[amazon asin=B015PH45S0&template=iframe image1]
Scotland’s favourite purveyors of Pirate Metal, Alestorm, have once again sailed into port with a new album, Sunset on the Golden Age (Napalm). Keeping a shtick going after four albums is no easy task, but Alestorm do a fair job at showing there’s some life in the old sea dog yet.
Captained by Christopher Bowes (vocals & keytar) and his merry crew (Dani Evans – guitars, Gareth Murdock – bass, Elliot Vernon – keyboards and Peter Alcorn – drums), Alestorm have always had their critics and with Sunset on the Golden Age they’ve made an album that shows them at their best and worst.
The album’s lead single ‘Drink’ is the typical feel-good shanty you expect from the band with lyrics about alcohol, folky tones and shout-a-long choruses, it’s addictively catchy and good fun.
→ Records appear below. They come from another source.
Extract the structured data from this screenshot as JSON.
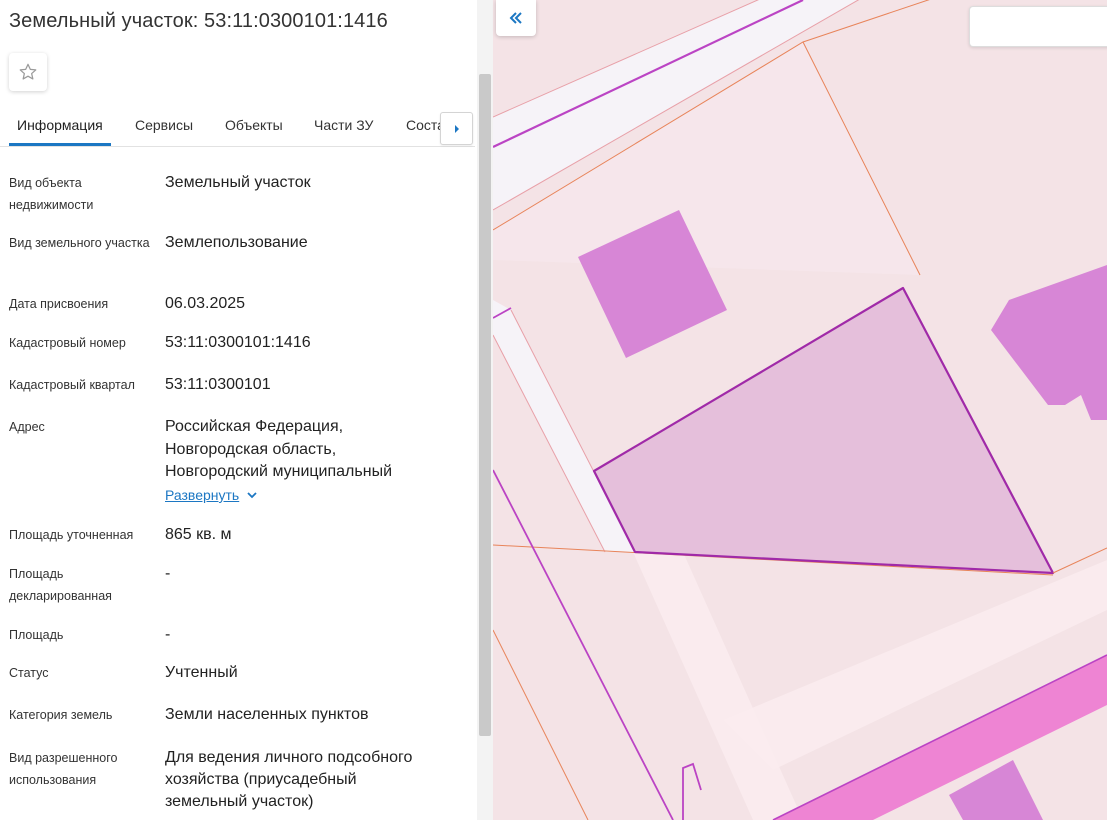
{
  "header": {
    "title": "Земельный участок: 53:11:0300101:1416"
  },
  "tabs": [
    {
      "label": "Информация"
    },
    {
      "label": "Сервисы"
    },
    {
      "label": "Объекты"
    },
    {
      "label": "Части ЗУ"
    },
    {
      "label": "Состав"
    }
  ],
  "fields": {
    "object_type": {
      "label": "Вид объекта недвижимости",
      "value": "Земельный участок"
    },
    "parcel_type": {
      "label": "Вид земельного участка",
      "value": "Землепользование"
    },
    "assign_date": {
      "label": "Дата присвоения",
      "value": "06.03.2025"
    },
    "cadastral_number": {
      "label": "Кадастровый номер",
      "value": "53:11:0300101:1416"
    },
    "cadastral_quarter": {
      "label": "Кадастровый квартал",
      "value": "53:11:0300101"
    },
    "address": {
      "label": "Адрес",
      "lines": [
        "Российская Федерация,",
        "Новгородская область,",
        "Новгородский муниципальный"
      ],
      "expand_label": "Развернуть"
    },
    "area_specified": {
      "label": "Площадь уточненная",
      "value": "865 кв. м"
    },
    "area_declared": {
      "label": "Площадь декларированная",
      "value": "-"
    },
    "area": {
      "label": "Площадь",
      "value": "-"
    },
    "status": {
      "label": "Статус",
      "value": "Учтенный"
    },
    "land_category": {
      "label": "Категория земель",
      "value": "Земли населенных пунктов"
    },
    "permitted_use": {
      "label": "Вид разрешенного использования",
      "lines": [
        "Для ведения личного подсобного",
        "хозяйства (приусадебный",
        "земельный участок)"
      ]
    }
  },
  "map": {
    "search_placeholder": "",
    "colors": {
      "background": "#f4e3e6",
      "parcel_fill": "#e5bfdb",
      "parcel_stroke": "#a02aa8",
      "building": "#d786d6",
      "road": "#f6f3f8",
      "boundary": "#e8845a",
      "highlight": "#ee84d3",
      "accent": "#1c77c3"
    }
  },
  "icons": {
    "favorite": "star-outline-icon",
    "tabs_next": "caret-right-icon",
    "expand": "chevron-down-icon",
    "collapse_panel": "double-chevron-left-icon"
  }
}
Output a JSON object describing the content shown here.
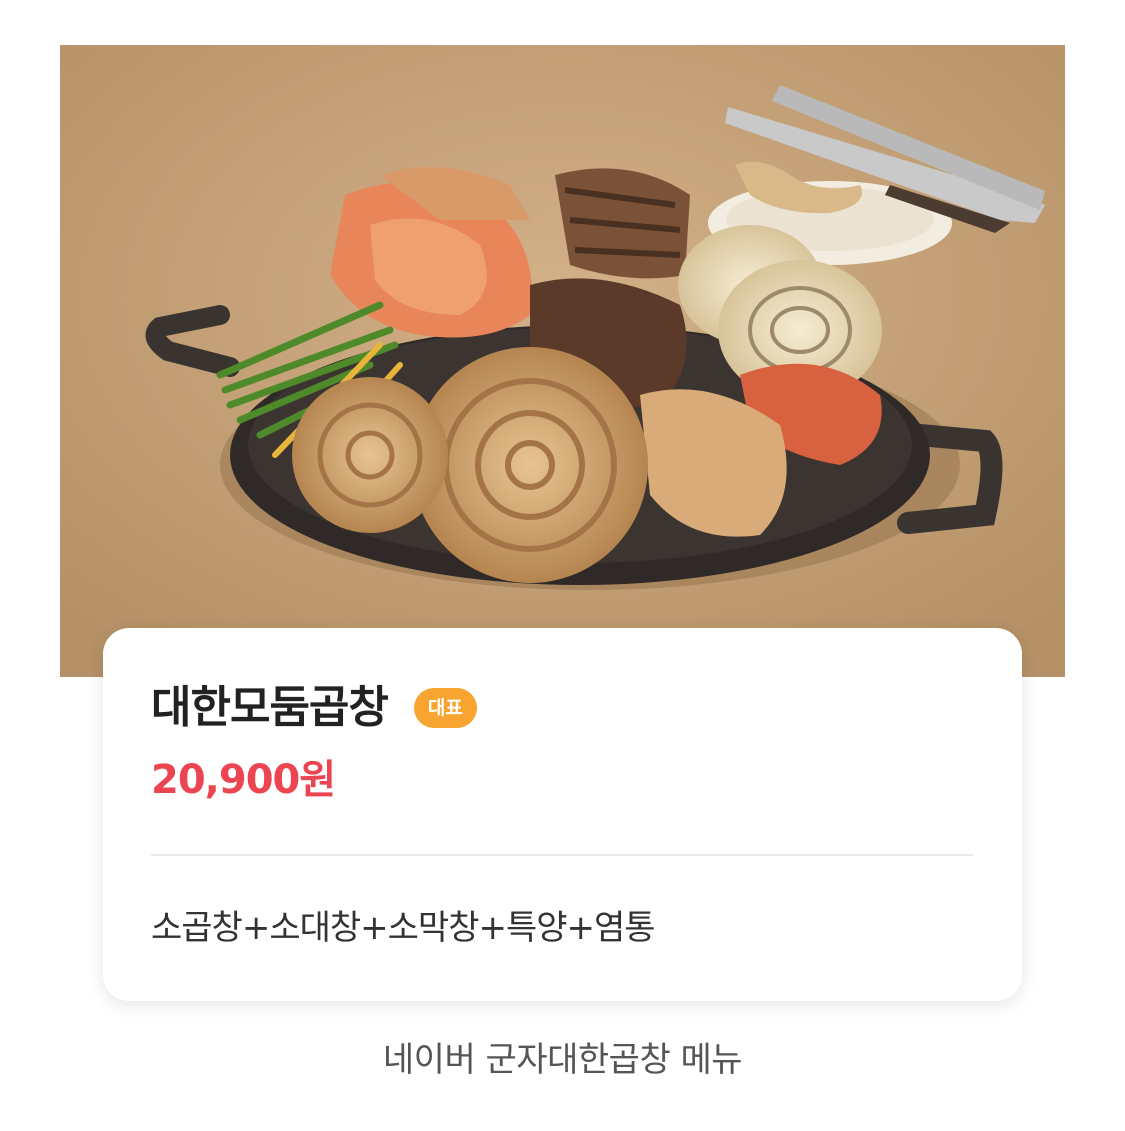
{
  "photo": {
    "alt_icon": "grilled-gopchang-platter-photo"
  },
  "card": {
    "menu_name": "대한모둠곱창",
    "badge": "대표",
    "price": "20,900원",
    "description": "소곱창+소대창+소막창+특양+염통"
  },
  "caption": "네이버 군자대한곱창 메뉴",
  "colors": {
    "price": "#ec4552",
    "badge_bg": "#f7a530",
    "title": "#222222",
    "background_photo": "#c4a074"
  }
}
Other early tracks such as ‘Walk The Plank’ and ‘Magnetic North’ are great, combining those folk elements with bombastic horns resulting in some of the most energetic music they’ve made in a while. Back Through Time‘s ‘Death Throes Of The Terrorsquid’ showed that the band could mix their Rum & Cutlass style with serious musical chops, and there’s a couple of moments on where they show the same of musical aspirations here.
The self-titled closing track is an ambitious 11-minute beast, while ‘1741 (The Battle Of Cartagena)’ is easily the musical highpoint. A seven-minute multi-part epic, it shows the band have more to offer than gimmicks and can compete with the likes of Turisas and Korpiklaani when they want to. Sadly it’s mostly downhill from here.
‘Wooden Leg’ is a short sharp thrust of hardcore punk given a pirate makeover, while tracks such as ‘Surf Squid Warfare’ and ‘Mead from Hell’ add almost thrash elements to mix. While they aren’t terrible, they don’t stand up to the focus and quality of the first half of the record. Alestorm have a history of cheesy pop covers, and, depending on your point of view, their latest cover of Taio Cruz’s ‘Hangover’ is either a genius or downright awful. Horribly catchy, but sounding like a Nu-Metal meets Ibiza pop song, it’s completely at musical odds with the rest of the album but no doubt destined to become a sing along classic.
Though enjoyable, Sunset on the Golden Age is a mixed affair. It swings from high quality booty to Pirates of the Caribbean-esque clichés and cheap jokes, and generally lacks cohesion or consistency, much like a rum-soaked pirate in many respects. It won’t change your view on the band, but if you liked previous jaunts, this could just be the ship for you.